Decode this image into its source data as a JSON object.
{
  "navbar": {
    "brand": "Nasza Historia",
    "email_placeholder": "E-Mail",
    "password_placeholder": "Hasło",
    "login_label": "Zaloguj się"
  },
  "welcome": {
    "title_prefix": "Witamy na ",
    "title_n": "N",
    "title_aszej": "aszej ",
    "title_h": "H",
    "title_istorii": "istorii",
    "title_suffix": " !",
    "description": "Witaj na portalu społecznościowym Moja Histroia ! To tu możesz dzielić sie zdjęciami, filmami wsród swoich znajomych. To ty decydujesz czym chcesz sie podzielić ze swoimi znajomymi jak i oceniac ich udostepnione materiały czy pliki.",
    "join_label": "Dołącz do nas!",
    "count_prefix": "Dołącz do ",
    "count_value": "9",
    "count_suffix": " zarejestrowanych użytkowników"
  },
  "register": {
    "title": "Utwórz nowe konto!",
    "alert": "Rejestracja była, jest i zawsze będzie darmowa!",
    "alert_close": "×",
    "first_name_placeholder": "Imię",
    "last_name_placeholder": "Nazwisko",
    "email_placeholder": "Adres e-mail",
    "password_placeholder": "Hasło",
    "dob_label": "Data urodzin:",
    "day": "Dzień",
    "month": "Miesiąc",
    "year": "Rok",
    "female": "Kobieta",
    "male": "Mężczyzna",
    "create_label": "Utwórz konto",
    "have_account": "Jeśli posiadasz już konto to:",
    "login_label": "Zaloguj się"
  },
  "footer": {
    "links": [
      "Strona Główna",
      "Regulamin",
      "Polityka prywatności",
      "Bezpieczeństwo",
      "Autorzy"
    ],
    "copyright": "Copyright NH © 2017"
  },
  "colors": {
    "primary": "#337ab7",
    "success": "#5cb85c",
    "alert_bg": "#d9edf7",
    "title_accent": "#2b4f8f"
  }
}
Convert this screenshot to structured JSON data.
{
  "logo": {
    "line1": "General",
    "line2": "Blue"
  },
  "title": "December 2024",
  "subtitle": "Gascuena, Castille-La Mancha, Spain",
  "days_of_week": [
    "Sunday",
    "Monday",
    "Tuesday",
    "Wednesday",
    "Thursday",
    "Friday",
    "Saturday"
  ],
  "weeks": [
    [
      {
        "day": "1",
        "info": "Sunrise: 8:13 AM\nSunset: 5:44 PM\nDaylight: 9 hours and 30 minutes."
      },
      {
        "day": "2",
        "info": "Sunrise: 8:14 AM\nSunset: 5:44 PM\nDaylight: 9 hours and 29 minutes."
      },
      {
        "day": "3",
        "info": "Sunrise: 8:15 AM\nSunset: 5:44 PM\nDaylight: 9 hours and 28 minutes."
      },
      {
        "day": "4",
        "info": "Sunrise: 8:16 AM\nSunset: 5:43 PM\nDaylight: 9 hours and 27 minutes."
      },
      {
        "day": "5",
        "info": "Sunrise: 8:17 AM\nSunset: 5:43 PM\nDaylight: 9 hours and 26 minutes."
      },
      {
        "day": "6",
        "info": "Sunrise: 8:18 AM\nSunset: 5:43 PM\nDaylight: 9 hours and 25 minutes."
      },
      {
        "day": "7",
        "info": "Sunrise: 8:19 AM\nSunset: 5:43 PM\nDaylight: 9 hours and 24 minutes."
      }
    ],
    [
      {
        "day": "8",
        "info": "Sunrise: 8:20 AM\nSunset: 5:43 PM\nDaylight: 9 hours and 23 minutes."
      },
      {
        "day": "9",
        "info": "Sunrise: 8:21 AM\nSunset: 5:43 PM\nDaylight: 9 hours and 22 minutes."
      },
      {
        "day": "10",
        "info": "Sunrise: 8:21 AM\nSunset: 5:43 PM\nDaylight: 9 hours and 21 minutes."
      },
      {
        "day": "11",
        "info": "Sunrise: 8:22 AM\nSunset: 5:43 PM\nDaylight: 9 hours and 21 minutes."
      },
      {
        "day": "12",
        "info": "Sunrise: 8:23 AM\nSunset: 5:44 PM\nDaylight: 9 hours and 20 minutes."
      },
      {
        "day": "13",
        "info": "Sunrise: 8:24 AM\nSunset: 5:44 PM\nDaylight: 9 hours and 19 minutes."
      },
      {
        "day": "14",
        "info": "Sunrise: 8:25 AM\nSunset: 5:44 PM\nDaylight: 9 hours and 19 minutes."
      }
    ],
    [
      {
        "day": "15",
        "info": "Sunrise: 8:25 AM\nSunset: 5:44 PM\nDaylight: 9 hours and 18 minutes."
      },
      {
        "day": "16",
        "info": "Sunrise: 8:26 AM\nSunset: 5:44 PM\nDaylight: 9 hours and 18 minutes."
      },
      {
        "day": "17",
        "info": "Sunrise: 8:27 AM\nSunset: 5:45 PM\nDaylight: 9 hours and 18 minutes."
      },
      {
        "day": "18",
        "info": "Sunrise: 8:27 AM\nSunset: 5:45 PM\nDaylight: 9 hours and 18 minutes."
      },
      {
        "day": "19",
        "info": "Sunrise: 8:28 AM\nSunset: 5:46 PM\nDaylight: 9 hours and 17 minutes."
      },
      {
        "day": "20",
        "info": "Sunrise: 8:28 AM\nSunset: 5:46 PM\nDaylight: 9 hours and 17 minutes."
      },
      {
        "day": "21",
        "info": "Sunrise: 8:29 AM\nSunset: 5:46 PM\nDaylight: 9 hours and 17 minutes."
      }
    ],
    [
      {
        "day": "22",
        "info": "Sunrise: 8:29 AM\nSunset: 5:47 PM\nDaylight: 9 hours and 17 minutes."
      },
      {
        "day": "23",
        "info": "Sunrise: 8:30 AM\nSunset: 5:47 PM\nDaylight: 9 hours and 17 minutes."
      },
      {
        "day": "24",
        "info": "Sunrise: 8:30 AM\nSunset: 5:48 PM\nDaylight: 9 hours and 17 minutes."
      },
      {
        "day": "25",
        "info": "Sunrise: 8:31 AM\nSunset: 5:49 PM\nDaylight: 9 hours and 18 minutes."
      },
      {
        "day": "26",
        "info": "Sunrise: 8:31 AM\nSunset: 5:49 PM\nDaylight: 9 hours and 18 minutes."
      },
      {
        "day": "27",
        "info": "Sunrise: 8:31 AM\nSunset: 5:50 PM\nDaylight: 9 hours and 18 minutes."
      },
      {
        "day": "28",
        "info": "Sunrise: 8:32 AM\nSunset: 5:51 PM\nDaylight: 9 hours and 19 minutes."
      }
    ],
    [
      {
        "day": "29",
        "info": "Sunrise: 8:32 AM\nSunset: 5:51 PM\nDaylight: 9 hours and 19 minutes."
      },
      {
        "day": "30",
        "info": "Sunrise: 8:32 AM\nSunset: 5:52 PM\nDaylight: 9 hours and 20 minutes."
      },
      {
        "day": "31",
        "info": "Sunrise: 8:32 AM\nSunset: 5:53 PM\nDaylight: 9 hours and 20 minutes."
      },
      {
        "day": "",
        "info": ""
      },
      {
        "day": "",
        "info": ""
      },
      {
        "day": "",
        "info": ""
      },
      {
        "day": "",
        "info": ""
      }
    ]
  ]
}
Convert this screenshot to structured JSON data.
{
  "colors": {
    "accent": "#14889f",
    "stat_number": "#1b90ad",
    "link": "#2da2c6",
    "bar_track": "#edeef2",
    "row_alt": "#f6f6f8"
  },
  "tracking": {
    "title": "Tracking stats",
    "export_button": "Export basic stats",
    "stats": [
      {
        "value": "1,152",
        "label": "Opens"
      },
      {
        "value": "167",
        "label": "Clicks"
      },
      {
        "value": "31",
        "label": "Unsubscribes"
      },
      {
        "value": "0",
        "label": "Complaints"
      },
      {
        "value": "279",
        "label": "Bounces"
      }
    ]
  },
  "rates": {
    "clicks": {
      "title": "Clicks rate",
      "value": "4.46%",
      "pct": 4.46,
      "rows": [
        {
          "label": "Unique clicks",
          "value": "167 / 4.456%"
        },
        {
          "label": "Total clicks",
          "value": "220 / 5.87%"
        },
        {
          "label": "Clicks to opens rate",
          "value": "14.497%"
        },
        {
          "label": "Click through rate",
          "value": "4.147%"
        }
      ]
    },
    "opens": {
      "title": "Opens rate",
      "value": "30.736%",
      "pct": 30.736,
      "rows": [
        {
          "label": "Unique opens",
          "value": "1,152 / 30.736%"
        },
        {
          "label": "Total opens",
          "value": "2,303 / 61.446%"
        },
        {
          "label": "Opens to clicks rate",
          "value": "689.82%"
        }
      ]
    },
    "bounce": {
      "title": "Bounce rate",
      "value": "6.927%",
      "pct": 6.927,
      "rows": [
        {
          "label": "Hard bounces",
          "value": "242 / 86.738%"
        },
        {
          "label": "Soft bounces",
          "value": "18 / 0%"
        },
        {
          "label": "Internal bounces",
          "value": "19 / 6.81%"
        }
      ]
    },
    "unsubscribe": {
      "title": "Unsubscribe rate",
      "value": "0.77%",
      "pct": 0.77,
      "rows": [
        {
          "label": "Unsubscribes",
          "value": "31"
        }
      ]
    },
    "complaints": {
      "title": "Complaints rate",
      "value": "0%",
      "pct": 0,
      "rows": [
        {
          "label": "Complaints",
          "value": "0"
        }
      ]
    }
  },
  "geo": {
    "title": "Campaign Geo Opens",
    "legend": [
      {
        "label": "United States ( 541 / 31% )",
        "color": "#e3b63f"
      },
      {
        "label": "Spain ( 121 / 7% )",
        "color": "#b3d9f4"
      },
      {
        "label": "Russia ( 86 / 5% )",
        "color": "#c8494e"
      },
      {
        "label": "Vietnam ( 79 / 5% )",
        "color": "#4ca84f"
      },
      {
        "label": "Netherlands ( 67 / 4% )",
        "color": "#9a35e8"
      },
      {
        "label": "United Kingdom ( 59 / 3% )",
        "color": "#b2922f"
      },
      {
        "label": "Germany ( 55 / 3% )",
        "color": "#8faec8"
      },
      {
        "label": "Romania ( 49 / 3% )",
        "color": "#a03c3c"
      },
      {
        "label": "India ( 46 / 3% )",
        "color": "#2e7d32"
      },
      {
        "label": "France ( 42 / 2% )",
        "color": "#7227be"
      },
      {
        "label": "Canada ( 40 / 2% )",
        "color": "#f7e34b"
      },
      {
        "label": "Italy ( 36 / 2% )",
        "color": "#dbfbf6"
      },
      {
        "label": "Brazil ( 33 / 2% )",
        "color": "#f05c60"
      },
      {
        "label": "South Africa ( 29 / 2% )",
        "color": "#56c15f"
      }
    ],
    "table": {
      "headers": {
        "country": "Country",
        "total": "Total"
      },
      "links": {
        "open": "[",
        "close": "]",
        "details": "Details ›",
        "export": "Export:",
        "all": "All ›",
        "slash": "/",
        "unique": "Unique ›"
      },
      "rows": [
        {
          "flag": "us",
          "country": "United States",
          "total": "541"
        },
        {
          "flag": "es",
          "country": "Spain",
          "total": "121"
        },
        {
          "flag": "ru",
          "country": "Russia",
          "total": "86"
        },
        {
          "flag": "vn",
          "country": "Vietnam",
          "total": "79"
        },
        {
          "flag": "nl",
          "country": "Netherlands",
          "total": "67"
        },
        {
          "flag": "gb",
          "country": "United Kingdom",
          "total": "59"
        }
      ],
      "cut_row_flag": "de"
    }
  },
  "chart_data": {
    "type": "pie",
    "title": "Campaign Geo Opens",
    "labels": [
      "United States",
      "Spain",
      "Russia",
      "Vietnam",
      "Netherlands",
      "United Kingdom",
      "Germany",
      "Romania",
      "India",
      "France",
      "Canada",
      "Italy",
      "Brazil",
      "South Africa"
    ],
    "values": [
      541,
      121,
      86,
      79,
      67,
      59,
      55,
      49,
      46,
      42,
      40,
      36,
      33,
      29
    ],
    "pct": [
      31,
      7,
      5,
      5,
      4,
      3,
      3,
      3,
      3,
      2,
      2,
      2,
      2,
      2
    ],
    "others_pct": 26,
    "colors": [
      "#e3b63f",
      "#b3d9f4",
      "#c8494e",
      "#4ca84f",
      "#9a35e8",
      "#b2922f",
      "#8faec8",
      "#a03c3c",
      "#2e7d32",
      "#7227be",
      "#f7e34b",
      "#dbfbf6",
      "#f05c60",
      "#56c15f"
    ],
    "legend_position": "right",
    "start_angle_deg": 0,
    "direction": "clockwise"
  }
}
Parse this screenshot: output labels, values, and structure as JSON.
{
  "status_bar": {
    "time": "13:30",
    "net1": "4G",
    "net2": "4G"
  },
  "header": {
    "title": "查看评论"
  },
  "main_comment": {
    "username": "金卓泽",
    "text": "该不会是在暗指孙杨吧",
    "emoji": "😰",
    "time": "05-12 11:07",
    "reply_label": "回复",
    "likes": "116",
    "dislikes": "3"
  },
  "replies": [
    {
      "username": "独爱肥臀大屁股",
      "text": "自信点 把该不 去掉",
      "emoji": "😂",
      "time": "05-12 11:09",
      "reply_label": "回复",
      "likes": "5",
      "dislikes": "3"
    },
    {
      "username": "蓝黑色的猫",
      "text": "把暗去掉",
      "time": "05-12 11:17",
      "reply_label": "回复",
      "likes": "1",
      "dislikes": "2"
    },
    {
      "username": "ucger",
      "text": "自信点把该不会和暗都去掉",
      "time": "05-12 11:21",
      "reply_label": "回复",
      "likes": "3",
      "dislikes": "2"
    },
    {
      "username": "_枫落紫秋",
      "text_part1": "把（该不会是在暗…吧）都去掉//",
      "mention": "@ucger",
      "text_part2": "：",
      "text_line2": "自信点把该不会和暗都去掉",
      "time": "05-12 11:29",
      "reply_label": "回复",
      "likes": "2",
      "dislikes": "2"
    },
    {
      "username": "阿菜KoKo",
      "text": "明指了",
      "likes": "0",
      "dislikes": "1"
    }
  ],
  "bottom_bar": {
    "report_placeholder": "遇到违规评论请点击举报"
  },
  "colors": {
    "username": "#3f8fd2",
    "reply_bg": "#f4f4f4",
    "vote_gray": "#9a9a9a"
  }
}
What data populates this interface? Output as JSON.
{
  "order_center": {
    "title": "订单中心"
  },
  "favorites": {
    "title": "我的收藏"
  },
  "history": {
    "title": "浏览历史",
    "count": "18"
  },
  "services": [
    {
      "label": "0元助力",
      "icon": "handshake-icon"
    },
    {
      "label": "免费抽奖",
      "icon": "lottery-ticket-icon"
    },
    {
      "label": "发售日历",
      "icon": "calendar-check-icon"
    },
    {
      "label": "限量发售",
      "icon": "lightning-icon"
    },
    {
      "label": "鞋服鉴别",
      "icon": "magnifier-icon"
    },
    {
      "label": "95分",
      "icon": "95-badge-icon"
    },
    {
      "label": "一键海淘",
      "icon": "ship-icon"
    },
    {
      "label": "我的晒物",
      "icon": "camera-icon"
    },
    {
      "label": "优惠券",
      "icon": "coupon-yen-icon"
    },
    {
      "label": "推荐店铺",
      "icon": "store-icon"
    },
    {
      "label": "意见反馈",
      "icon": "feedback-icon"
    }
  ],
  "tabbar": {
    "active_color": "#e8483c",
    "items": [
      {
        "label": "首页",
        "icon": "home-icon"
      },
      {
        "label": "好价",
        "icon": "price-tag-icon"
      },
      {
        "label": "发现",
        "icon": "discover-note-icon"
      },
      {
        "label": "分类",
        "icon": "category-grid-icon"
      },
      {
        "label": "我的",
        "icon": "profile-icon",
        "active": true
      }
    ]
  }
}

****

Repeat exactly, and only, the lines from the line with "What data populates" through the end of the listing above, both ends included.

What data populates this interface? Output as JSON.
{
  "order_center": {
    "title": "订单中心"
  },
  "favorites": {
    "title": "我的收藏"
  },
  "history": {
    "title": "浏览历史",
    "count": "18"
  },
  "services": [
    {
      "label": "0元助力",
      "icon": "handshake-icon"
    },
    {
      "label": "免费抽奖",
      "icon": "lottery-ticket-icon"
    },
    {
      "label": "发售日历",
      "icon": "calendar-check-icon"
    },
    {
      "label": "限量发售",
      "icon": "lightning-icon"
    },
    {
      "label": "鞋服鉴别",
      "icon": "magnifier-icon"
    },
    {
      "label": "95分",
      "icon": "95-badge-icon"
    },
    {
      "label": "一键海淘",
      "icon": "ship-icon"
    },
    {
      "label": "我的晒物",
      "icon": "camera-icon"
    },
    {
      "label": "优惠券",
      "icon": "coupon-yen-icon"
    },
    {
      "label": "推荐店铺",
      "icon": "store-icon"
    },
    {
      "label": "意见反馈",
      "icon": "feedback-icon"
    }
  ],
  "tabbar": {
    "active_color": "#e8483c",
    "items": [
      {
        "label": "首页",
        "icon": "home-icon"
      },
      {
        "label": "好价",
        "icon": "price-tag-icon"
      },
      {
        "label": "发现",
        "icon": "discover-note-icon"
      },
      {
        "label": "分类",
        "icon": "category-grid-icon"
      },
      {
        "label": "我的",
        "icon": "profile-icon",
        "active": true
      }
    ]
  }
}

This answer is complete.